» **Work request**: Keyword search on "出荷伝票登録": report each line of the records that contains it.

------ Given entries ------

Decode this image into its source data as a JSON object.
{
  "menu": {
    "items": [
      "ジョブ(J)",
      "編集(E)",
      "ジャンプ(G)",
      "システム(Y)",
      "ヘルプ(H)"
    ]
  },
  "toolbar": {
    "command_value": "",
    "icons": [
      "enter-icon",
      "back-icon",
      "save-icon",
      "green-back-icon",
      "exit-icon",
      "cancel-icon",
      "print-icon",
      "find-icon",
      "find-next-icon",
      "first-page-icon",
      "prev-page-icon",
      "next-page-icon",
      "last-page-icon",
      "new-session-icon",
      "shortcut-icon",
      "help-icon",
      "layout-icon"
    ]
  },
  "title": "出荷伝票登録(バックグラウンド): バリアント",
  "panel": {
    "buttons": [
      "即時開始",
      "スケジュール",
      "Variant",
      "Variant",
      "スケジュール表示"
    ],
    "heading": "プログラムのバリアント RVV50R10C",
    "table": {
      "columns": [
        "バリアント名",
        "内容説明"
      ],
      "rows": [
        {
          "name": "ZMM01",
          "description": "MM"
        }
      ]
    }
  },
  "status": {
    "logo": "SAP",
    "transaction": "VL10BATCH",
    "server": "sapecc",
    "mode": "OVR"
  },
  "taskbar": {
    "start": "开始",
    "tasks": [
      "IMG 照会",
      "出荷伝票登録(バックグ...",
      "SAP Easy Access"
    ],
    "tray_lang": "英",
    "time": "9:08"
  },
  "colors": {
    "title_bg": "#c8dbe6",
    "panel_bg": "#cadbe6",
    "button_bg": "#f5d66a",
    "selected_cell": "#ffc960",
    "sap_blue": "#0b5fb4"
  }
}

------
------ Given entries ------

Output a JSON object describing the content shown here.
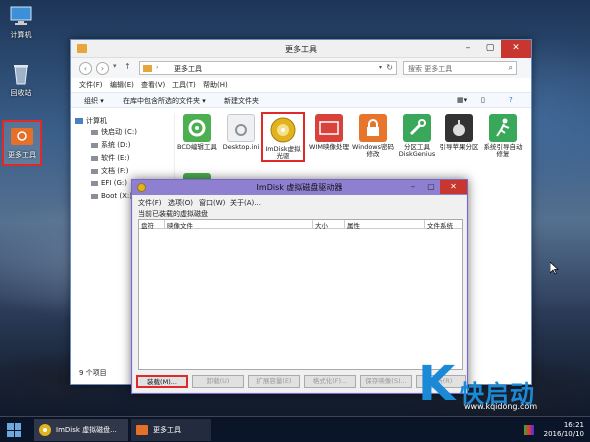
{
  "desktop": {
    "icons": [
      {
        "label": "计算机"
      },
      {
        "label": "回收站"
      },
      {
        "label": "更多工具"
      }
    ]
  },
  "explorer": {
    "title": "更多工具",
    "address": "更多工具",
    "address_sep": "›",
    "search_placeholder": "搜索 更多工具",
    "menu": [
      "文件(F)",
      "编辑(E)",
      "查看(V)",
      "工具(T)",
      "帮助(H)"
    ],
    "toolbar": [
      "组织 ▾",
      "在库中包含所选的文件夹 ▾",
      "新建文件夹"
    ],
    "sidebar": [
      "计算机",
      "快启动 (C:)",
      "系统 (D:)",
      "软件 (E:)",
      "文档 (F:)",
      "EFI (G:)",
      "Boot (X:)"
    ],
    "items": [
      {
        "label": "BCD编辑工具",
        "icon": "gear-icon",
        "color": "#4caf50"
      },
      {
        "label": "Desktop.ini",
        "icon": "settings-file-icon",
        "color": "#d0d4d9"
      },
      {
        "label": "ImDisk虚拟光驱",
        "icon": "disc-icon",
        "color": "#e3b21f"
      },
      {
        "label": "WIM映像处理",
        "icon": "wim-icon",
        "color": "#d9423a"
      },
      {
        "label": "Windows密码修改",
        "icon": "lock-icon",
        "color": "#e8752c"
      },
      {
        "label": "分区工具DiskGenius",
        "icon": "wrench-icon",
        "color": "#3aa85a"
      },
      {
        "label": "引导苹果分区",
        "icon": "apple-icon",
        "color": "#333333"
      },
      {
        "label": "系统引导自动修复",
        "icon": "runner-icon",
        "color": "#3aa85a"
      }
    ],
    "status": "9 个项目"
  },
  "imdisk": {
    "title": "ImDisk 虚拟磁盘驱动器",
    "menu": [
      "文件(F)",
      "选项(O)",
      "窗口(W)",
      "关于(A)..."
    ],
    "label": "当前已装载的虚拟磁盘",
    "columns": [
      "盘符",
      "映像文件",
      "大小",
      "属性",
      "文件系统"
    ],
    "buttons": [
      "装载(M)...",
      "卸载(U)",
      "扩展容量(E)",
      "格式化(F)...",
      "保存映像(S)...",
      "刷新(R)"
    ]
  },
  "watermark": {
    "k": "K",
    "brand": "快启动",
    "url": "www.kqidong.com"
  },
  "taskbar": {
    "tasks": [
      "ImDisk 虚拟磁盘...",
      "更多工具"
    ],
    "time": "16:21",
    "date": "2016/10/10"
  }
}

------

» **Your response**:
  "title": "出荷伝票登録(バックグラウンド): バリアント",
      "出荷伝票登録(バックグ...",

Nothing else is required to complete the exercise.